Stored entries:

------------------------------------

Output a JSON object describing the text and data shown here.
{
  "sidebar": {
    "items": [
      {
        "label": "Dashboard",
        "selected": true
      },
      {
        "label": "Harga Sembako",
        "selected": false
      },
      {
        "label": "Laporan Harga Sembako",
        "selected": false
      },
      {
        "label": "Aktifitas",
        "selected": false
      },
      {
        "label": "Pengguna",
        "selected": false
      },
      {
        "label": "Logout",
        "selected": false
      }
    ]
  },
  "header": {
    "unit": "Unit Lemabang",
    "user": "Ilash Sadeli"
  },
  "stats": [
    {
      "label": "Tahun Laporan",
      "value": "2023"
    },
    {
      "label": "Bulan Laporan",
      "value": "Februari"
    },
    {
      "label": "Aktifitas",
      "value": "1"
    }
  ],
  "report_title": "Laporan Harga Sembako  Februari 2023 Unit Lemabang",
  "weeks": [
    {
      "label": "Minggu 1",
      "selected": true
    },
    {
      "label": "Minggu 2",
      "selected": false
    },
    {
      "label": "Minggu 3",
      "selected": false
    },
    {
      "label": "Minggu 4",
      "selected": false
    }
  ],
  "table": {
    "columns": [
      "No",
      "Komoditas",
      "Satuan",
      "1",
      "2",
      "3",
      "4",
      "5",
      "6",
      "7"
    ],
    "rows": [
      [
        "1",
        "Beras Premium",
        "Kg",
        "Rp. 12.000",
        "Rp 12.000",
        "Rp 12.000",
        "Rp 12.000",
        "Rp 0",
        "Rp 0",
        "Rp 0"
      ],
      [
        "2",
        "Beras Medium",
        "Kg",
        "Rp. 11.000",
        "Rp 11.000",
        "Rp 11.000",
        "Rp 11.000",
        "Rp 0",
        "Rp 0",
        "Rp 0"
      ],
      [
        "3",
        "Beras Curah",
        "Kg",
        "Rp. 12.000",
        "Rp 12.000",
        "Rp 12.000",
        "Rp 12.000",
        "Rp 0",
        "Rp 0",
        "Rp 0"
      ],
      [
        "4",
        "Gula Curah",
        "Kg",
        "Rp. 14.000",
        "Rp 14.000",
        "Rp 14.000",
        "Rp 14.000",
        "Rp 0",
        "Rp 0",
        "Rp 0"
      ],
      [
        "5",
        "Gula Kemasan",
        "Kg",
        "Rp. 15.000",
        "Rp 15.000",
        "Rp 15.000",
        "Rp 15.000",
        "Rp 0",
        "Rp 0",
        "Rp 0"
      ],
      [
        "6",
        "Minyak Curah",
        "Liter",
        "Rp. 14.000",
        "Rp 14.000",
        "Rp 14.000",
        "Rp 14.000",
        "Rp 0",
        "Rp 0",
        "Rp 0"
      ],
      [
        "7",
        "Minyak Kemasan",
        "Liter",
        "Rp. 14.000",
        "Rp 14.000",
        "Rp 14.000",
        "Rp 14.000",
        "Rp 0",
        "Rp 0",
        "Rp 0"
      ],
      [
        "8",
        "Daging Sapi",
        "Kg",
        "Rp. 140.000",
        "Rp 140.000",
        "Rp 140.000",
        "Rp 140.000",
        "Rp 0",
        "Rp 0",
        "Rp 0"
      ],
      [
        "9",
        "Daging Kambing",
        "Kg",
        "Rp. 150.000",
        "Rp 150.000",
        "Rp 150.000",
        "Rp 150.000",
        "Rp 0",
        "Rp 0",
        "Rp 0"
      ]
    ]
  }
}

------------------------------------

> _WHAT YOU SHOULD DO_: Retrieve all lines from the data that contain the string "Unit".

> _YOUR RESPONSE_:
    "unit": "Unit Lemabang",
  "report_title": "Laporan Harga Sembako  Februari 2023 Unit Lemabang",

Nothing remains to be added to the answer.